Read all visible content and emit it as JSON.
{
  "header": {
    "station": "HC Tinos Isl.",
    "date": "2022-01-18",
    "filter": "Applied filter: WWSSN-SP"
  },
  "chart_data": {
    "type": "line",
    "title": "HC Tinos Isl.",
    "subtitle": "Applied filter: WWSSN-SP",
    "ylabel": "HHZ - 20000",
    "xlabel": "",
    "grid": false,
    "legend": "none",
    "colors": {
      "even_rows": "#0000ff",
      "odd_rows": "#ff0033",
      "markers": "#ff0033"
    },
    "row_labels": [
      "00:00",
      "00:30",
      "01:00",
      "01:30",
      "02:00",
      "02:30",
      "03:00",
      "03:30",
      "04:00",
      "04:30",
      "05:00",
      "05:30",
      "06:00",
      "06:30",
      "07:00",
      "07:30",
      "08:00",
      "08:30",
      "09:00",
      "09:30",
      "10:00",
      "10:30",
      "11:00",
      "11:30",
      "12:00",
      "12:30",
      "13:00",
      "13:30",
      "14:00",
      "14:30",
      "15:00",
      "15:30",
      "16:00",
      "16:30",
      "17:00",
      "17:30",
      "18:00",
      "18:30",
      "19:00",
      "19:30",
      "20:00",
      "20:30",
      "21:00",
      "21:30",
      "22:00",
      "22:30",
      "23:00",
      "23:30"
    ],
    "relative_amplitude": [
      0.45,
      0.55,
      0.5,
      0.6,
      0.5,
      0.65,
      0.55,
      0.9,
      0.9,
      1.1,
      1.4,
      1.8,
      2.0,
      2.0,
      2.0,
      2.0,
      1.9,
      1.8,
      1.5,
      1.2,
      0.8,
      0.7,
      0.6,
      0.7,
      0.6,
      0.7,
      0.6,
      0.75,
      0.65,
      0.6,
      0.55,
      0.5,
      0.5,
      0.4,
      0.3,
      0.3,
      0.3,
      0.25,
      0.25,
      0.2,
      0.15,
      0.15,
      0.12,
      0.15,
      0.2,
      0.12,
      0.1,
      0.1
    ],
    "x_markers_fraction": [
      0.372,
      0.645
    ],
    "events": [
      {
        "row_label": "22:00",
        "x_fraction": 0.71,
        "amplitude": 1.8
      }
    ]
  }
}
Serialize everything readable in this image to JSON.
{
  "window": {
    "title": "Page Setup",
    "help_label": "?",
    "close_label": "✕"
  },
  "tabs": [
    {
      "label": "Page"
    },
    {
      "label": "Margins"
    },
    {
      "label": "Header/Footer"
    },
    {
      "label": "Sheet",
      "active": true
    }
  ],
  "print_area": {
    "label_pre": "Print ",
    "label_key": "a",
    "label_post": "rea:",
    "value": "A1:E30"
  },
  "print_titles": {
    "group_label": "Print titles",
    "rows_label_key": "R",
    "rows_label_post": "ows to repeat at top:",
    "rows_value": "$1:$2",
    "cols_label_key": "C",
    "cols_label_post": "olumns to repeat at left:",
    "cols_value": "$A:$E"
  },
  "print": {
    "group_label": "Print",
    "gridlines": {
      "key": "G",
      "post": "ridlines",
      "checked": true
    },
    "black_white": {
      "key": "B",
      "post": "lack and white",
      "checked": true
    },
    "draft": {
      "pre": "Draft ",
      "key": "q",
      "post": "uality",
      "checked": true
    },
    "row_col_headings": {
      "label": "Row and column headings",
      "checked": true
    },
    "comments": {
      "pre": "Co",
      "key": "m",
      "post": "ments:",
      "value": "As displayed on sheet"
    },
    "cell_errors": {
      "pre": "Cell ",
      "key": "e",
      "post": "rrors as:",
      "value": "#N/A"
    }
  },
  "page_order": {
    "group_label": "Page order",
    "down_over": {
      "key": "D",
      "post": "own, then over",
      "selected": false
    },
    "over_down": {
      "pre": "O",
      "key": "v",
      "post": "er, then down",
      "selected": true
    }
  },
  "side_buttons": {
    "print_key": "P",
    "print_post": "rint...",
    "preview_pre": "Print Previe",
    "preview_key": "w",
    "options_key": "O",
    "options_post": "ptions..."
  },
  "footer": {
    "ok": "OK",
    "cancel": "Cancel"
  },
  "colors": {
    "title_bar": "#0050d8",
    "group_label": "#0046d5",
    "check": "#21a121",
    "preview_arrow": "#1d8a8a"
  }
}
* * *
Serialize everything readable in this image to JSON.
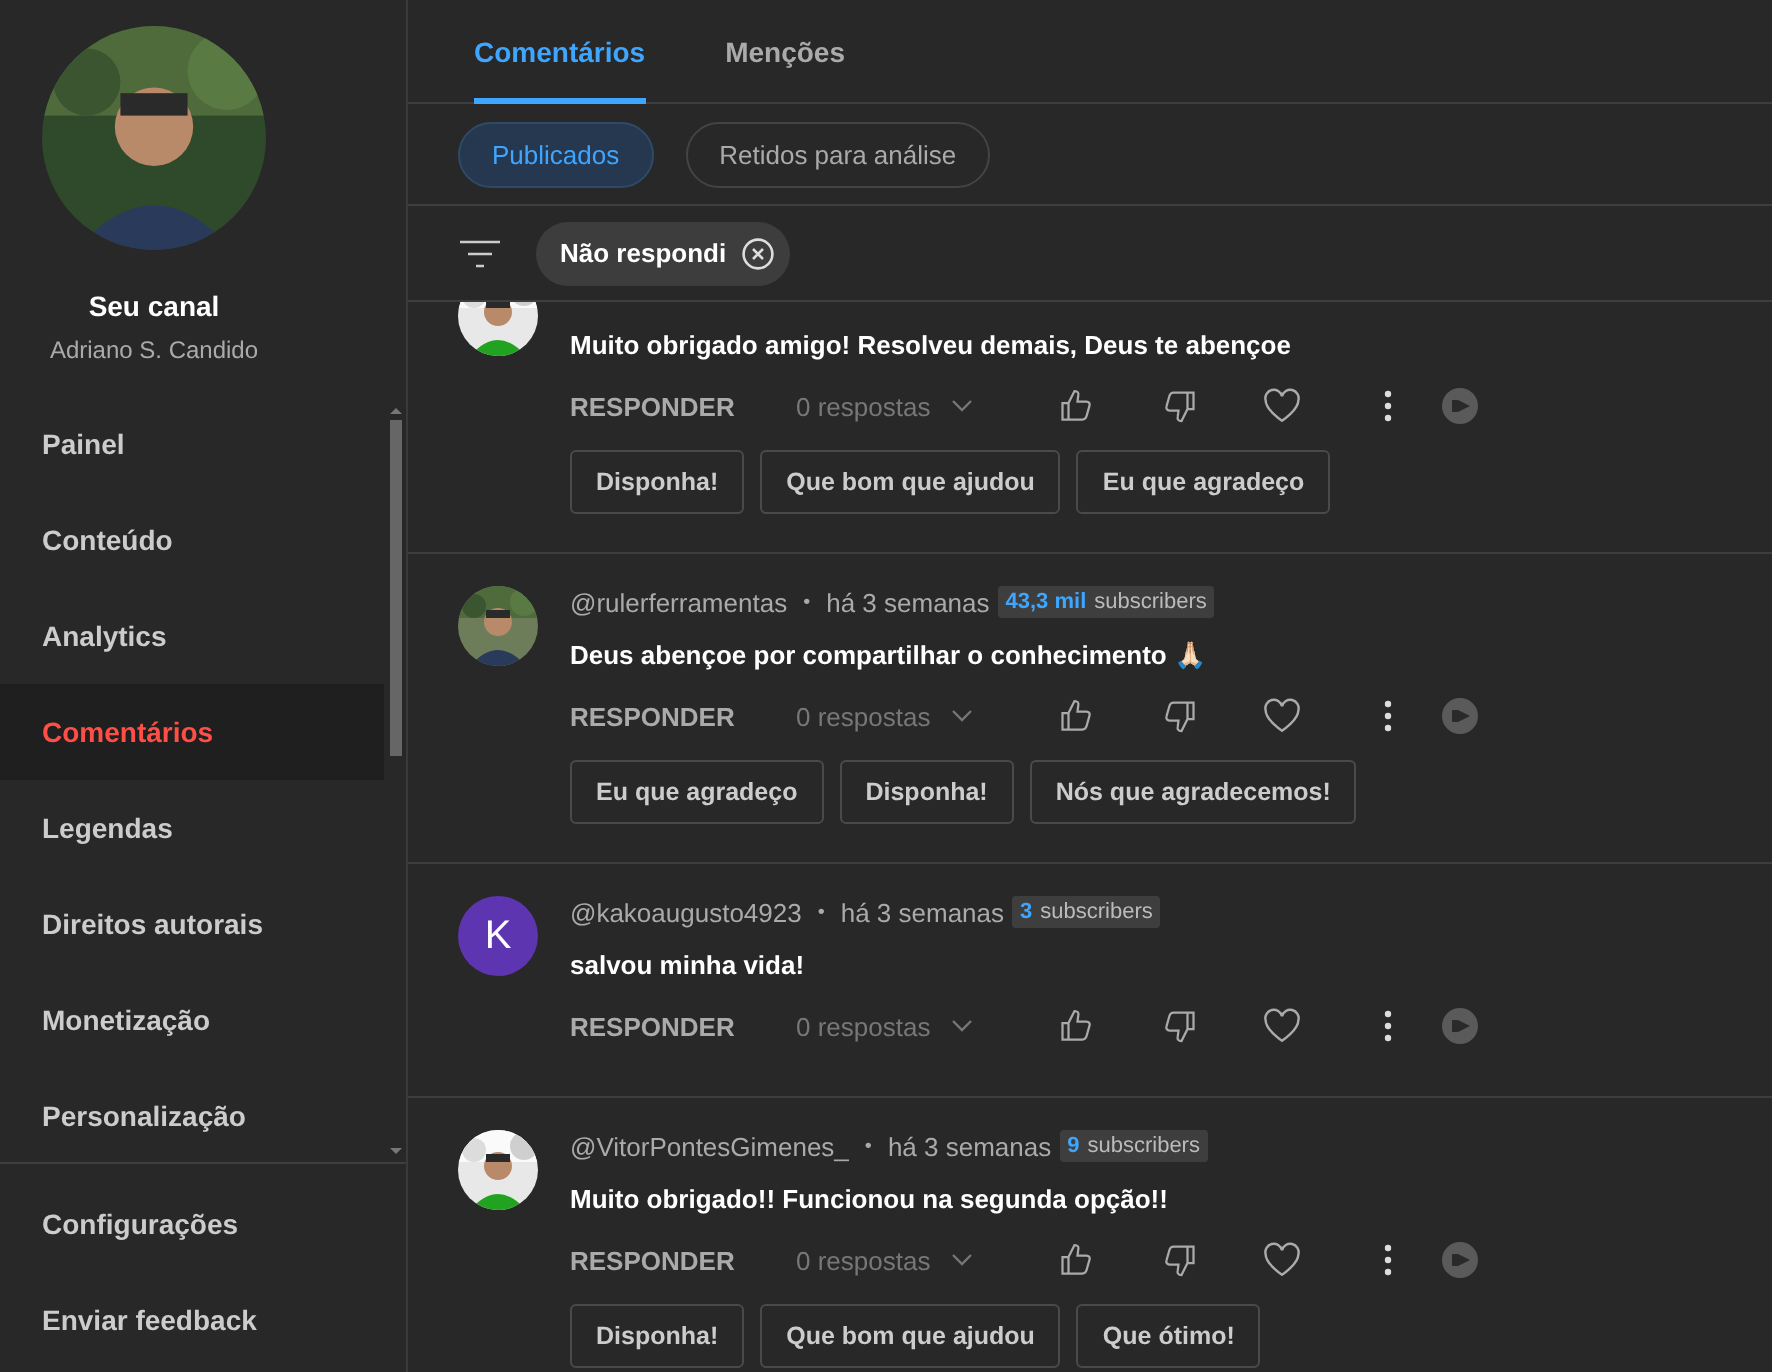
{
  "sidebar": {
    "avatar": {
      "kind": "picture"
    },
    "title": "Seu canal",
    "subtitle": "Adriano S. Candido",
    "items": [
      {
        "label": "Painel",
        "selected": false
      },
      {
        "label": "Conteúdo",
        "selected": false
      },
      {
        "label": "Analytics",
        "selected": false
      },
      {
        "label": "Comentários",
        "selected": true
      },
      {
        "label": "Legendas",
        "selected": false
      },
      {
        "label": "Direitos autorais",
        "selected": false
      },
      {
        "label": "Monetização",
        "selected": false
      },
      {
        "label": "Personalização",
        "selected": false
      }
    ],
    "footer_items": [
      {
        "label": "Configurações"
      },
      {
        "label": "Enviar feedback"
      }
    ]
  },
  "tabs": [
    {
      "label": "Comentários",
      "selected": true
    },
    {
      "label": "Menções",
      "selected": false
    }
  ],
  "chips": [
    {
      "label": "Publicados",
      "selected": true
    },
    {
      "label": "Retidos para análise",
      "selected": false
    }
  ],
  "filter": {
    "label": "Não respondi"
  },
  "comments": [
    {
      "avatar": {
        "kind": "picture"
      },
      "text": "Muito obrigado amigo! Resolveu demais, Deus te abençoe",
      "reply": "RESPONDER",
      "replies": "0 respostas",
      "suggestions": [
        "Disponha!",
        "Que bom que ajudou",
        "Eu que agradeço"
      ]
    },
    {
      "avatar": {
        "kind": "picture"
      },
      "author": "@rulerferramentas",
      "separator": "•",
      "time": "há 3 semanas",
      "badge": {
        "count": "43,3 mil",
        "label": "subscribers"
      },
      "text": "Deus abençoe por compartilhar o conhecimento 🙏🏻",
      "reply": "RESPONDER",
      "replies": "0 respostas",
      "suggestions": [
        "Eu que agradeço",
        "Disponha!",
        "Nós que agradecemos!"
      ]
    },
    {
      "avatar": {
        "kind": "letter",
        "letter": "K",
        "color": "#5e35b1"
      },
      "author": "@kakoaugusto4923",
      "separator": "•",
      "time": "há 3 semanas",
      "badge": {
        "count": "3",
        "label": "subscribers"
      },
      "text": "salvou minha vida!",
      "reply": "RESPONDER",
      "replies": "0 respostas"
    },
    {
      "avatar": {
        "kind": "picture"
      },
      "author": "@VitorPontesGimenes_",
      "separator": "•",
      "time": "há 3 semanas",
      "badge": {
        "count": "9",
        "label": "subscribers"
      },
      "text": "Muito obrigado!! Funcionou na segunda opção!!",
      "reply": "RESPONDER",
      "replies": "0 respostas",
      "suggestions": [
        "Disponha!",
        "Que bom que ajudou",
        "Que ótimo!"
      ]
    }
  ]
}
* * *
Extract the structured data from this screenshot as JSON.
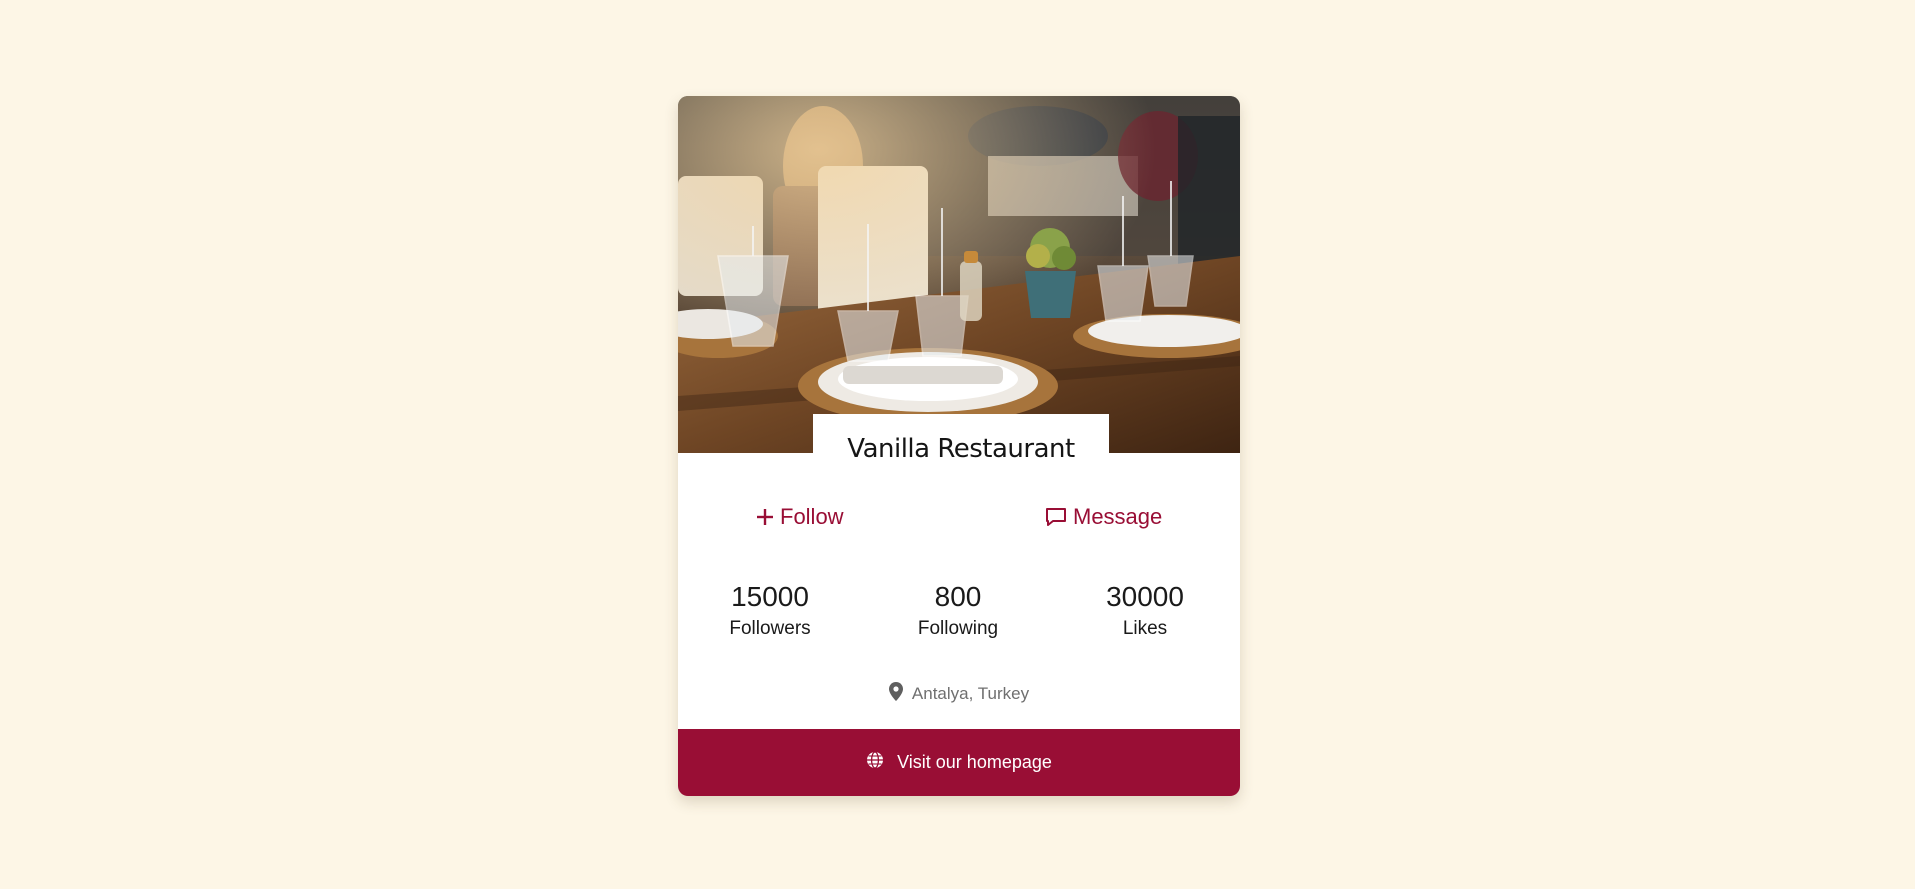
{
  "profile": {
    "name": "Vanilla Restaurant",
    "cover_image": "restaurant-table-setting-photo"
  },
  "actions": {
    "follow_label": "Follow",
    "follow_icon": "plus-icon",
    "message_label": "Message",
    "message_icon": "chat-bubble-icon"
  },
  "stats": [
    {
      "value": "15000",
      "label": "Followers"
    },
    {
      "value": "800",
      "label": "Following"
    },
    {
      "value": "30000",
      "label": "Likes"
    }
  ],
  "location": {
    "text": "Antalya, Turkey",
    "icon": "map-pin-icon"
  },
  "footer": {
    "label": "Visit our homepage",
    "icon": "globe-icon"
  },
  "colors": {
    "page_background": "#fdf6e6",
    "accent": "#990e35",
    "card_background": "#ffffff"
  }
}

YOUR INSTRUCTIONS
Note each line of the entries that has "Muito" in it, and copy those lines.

WRITTEN RESPONSE
      "text": "Muito obrigado amigo! Resolveu demais, Deus te abençoe",
      "text": "Muito obrigado!! Funcionou na segunda opção!!",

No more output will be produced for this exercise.